Whatever appears in the records, retype it exactly, except for the pictures.

> Data for analysis:
########

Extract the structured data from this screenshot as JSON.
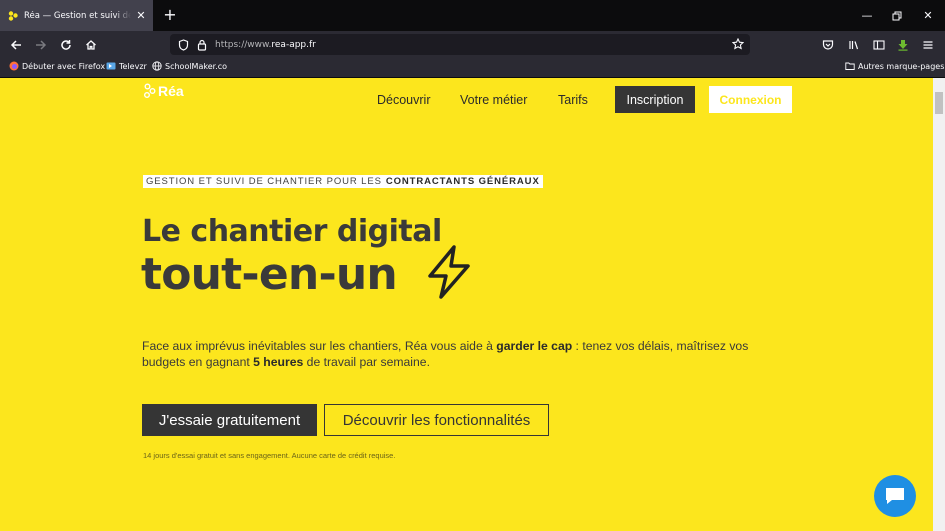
{
  "browser": {
    "tab_title": "Réa — Gestion et suivi de chantier",
    "url_prefix": "https://www.",
    "url_domain": "rea-app.fr",
    "bookmarks": [
      {
        "label": "Débuter avec Firefox"
      },
      {
        "label": "Televzr"
      },
      {
        "label": "SchoolMaker.co"
      }
    ],
    "other_bookmarks": "Autres marque-pages"
  },
  "site": {
    "logo": "Réa",
    "nav": {
      "discover": "Découvrir",
      "job": "Votre métier",
      "pricing": "Tarifs",
      "signup": "Inscription",
      "login": "Connexion"
    },
    "tagline_prefix": "GESTION ET SUIVI DE CHANTIER POUR LES",
    "tagline_bold": "CONTRACTANTS GÉNÉRAUX",
    "headline_1": "Le chantier digital",
    "headline_2": "tout-en-un",
    "desc": {
      "p1": "Face aux imprévus inévitables sur les chantiers, Réa vous aide à ",
      "b1": "garder le cap",
      "p2": " : tenez vos délais, maîtrisez vos budgets en gagnant ",
      "b2": "5 heures",
      "p3": " de travail par semaine."
    },
    "cta_try": "J'essaie gratuitement",
    "cta_features": "Découvrir les fonctionnalités",
    "fine_print": "14 jours d'essai gratuit et sans engagement. Aucune carte de crédit requise."
  },
  "colors": {
    "brand_yellow": "#fce61d",
    "dark": "#353535",
    "chat_blue": "#1f8fe3"
  }
}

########

> Answer to this task:
Extract the structured data from this screenshot as JSON.
{
  "browser": {
    "tab_title": "Réa — Gestion et suivi de chantier",
    "url_prefix": "https://www.",
    "url_domain": "rea-app.fr",
    "bookmarks": [
      {
        "label": "Débuter avec Firefox"
      },
      {
        "label": "Televzr"
      },
      {
        "label": "SchoolMaker.co"
      }
    ],
    "other_bookmarks": "Autres marque-pages"
  },
  "site": {
    "logo": "Réa",
    "nav": {
      "discover": "Découvrir",
      "job": "Votre métier",
      "pricing": "Tarifs",
      "signup": "Inscription",
      "login": "Connexion"
    },
    "tagline_prefix": "GESTION ET SUIVI DE CHANTIER POUR LES",
    "tagline_bold": "CONTRACTANTS GÉNÉRAUX",
    "headline_1": "Le chantier digital",
    "headline_2": "tout-en-un",
    "desc": {
      "p1": "Face aux imprévus inévitables sur les chantiers, Réa vous aide à ",
      "b1": "garder le cap",
      "p2": " : tenez vos délais, maîtrisez vos budgets en gagnant ",
      "b2": "5 heures",
      "p3": " de travail par semaine."
    },
    "cta_try": "J'essaie gratuitement",
    "cta_features": "Découvrir les fonctionnalités",
    "fine_print": "14 jours d'essai gratuit et sans engagement. Aucune carte de crédit requise."
  },
  "colors": {
    "brand_yellow": "#fce61d",
    "dark": "#353535",
    "chat_blue": "#1f8fe3"
  }
}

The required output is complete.